When the great and the good address governors and trustees, I put money on them using the phrase "unsung heroes". From the responses to our 2017 school governance survey, the National Governance Association estimated that there were at least a quarter of a million volunteers giving their time and considerable skills to state-funded schools across England. Even though it’s now down a bit from the previous year, as boards are generally getting a little bit smaller, a quarter of a million people – that is significant proportion of the English adult population. More than those participating in park runs every Saturday or coaching junior football or singing in choirs, and ten times the numbers of headteachers in England. There are lots of us about, but well hidden from view.
Those governing are immensely knowledgeable about our state schools; but that knowledge, expertise and experience is not sufficiently mined by the Department for Education when making policy. One source they could turn to is our annual governance survey (organised with Tes), which is held each summer term: open now until 11 June.
Similarly, we are extremely pleased to be welcoming education secretary Damian Hinds to our summer conference in a couple of weeks' time – this will be the first time in three years that the secretary of state has addressed and been questioned by an audience of school governors and trustees. When Nicky Morgan spoke at an NGA summer conference in 2015, school funding was already the most popular question topic – I will be very surprised if this has changed, given that last year’s survey told us that balancing the budget was the biggest concern of governing boards, overtaking raising pupil attainment for the first time. In 2015 most of those funding questions for Nicky Morgan came from those in some of the lowest funded authorities, whereas now, with costs rising across the country, the worries about funding are even more widespread, and funding for children with high special educational needs is deeply concerning.
Governors deserve recognition
When NGA and others make the case for improved funding for schools, the Department for Education response is to accept that there are challenges, but to maintain that these can all be overcome by using public funding more efficiently. The survey gives you the opportunity to explain the implications of funding constraints on the offer being made to pupils at your school, both curricular and extracurricular.

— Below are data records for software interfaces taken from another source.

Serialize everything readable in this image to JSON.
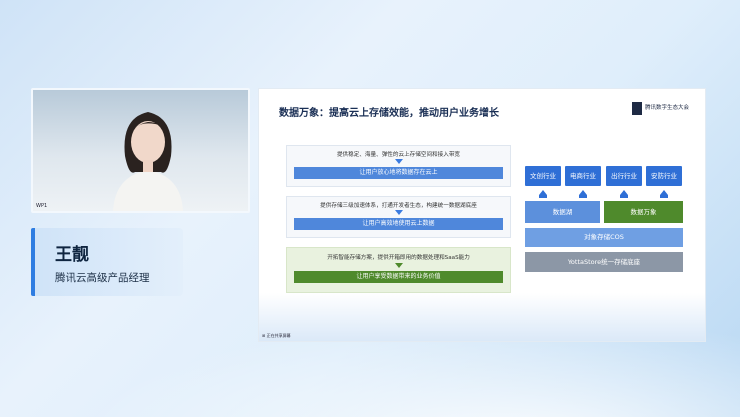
{
  "speaker": {
    "name": "王靓",
    "title": "腾讯云高级产品经理",
    "camera_label": "WP1"
  },
  "slide": {
    "title": "数据万象：提高云上存储效能，推动用户业务增长",
    "logo_text": "腾讯数字生态大会",
    "boxes": [
      {
        "text": "提供稳定、海量、弹性的云上存储空间和接入带宽",
        "bar": "让用户放心地将数据存在云上"
      },
      {
        "text": "提供存储三级加速体系，打通开发者生态，构建统一数据湖底座",
        "bar": "让用户高效地使用云上数据"
      },
      {
        "text": "开拓智能存储方案，提供开箱即用的数据处理和SaaS能力",
        "bar": "让用户享受数据带来的业务价值"
      }
    ],
    "industries": [
      "文创行业",
      "电商行业",
      "出行行业",
      "安防行业"
    ],
    "data_lake": "数据湖",
    "data_wanxiang": "数据万象",
    "cos": "对象存储COS",
    "yotta": "YottaStore统一存储底座",
    "taskbar_label": "⊞ 正在共享屏幕"
  }
}
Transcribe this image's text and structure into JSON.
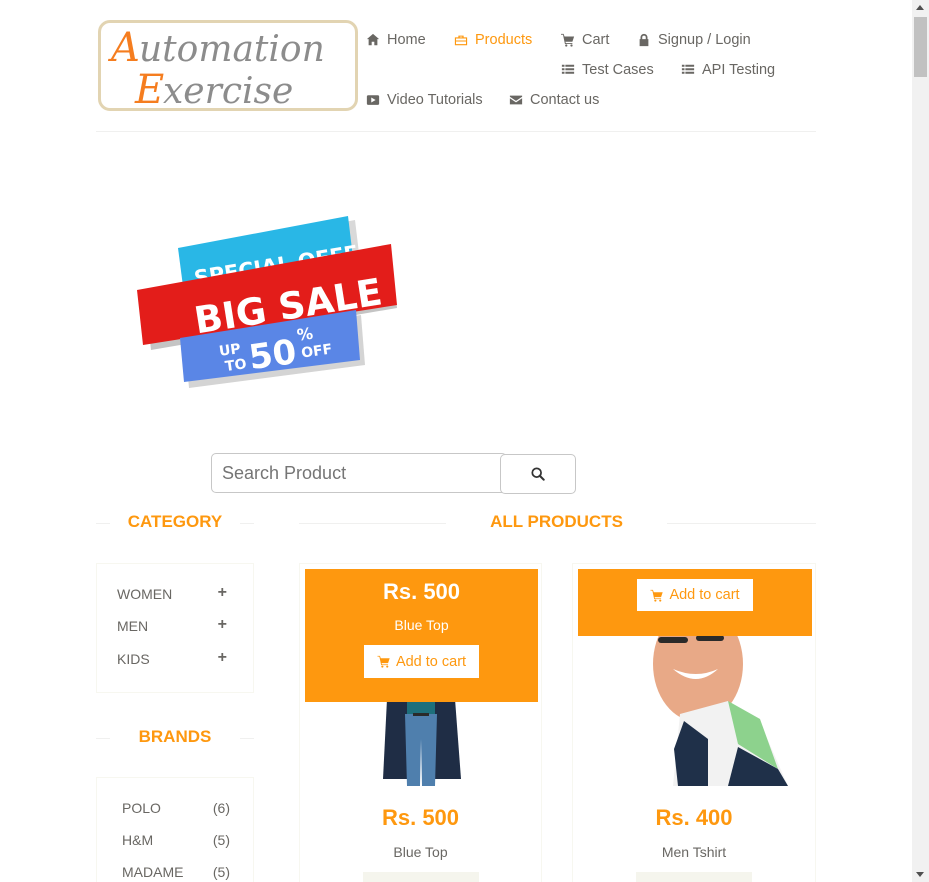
{
  "logo": {
    "line1_first": "A",
    "line1_rest": "utomation",
    "line2_first": "E",
    "line2_rest": "xercise"
  },
  "nav": {
    "home": "Home",
    "products": "Products",
    "cart": "Cart",
    "signup": "Signup / Login",
    "test_cases": "Test Cases",
    "api_testing": "API Testing",
    "video": "Video Tutorials",
    "contact": "Contact us"
  },
  "banner": {
    "line1": "SPECIAL OFFER",
    "line2": "BIG SALE",
    "up": "UP",
    "to": "TO",
    "pct": "50",
    "pct_sign": "%",
    "off": "OFF"
  },
  "search": {
    "placeholder": "Search Product"
  },
  "category": {
    "title": "CATEGORY",
    "items": [
      {
        "label": "WOMEN"
      },
      {
        "label": "MEN"
      },
      {
        "label": "KIDS"
      }
    ]
  },
  "brands": {
    "title": "BRANDS",
    "items": [
      {
        "label": "POLO",
        "count": "(6)"
      },
      {
        "label": "H&M",
        "count": "(5)"
      },
      {
        "label": "MADAME",
        "count": "(5)"
      }
    ]
  },
  "products": {
    "title": "ALL PRODUCTS",
    "add_to_cart": "Add to cart",
    "items": [
      {
        "name": "Blue Top",
        "price": "Rs. 500"
      },
      {
        "name": "Men Tshirt",
        "price": "Rs. 400"
      }
    ]
  },
  "colors": {
    "accent": "#fe980f",
    "text": "#696763"
  }
}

Education ministers will talk about the transformational impact that boards can have when they collaborate with heads and other executive leaders, and they now acknowledge that greater risk comes with increased school autonomy, making governance all the more important. So what should sort of recognition should NGA be lobbying for? Magistrates can put JP after their names; what about those who govern schools and academy trusts having GS (governor of a school) after their names? It might also help to bring schools governance out from behind closed doors, and show others that this is a respected, as well as responsible, role.
This would be one way of improving the status. And that is needed. The annual Tes/NGA survey is also the most comprehensive source of information about who is governing our schools. Just 10 per cent of respondents to last year’s survey were under 40 years of age and just 4 per cent gave their ethnicity as black, Asian or minority ethnic; most shocking of all is the fact that this figure has not risen over the past 20 years. There is evidence from all sectors showing that boards are strengthened when they include people from a range of backgrounds, views, knowledge and experiences. Diversity helps to ensure internal challenge and debate, avoiding "group think". So another legacy of the annual governance survey has been a campaign from NGA and Inspiring Governance, the governor recruitment service, to increase the diversity of school governing boards.
Governors, please don’t hide your light under a bushel. Our survey proves that your voice can be heard.
Take the survey here.
Emma Knights is chief executive of the National Governance Association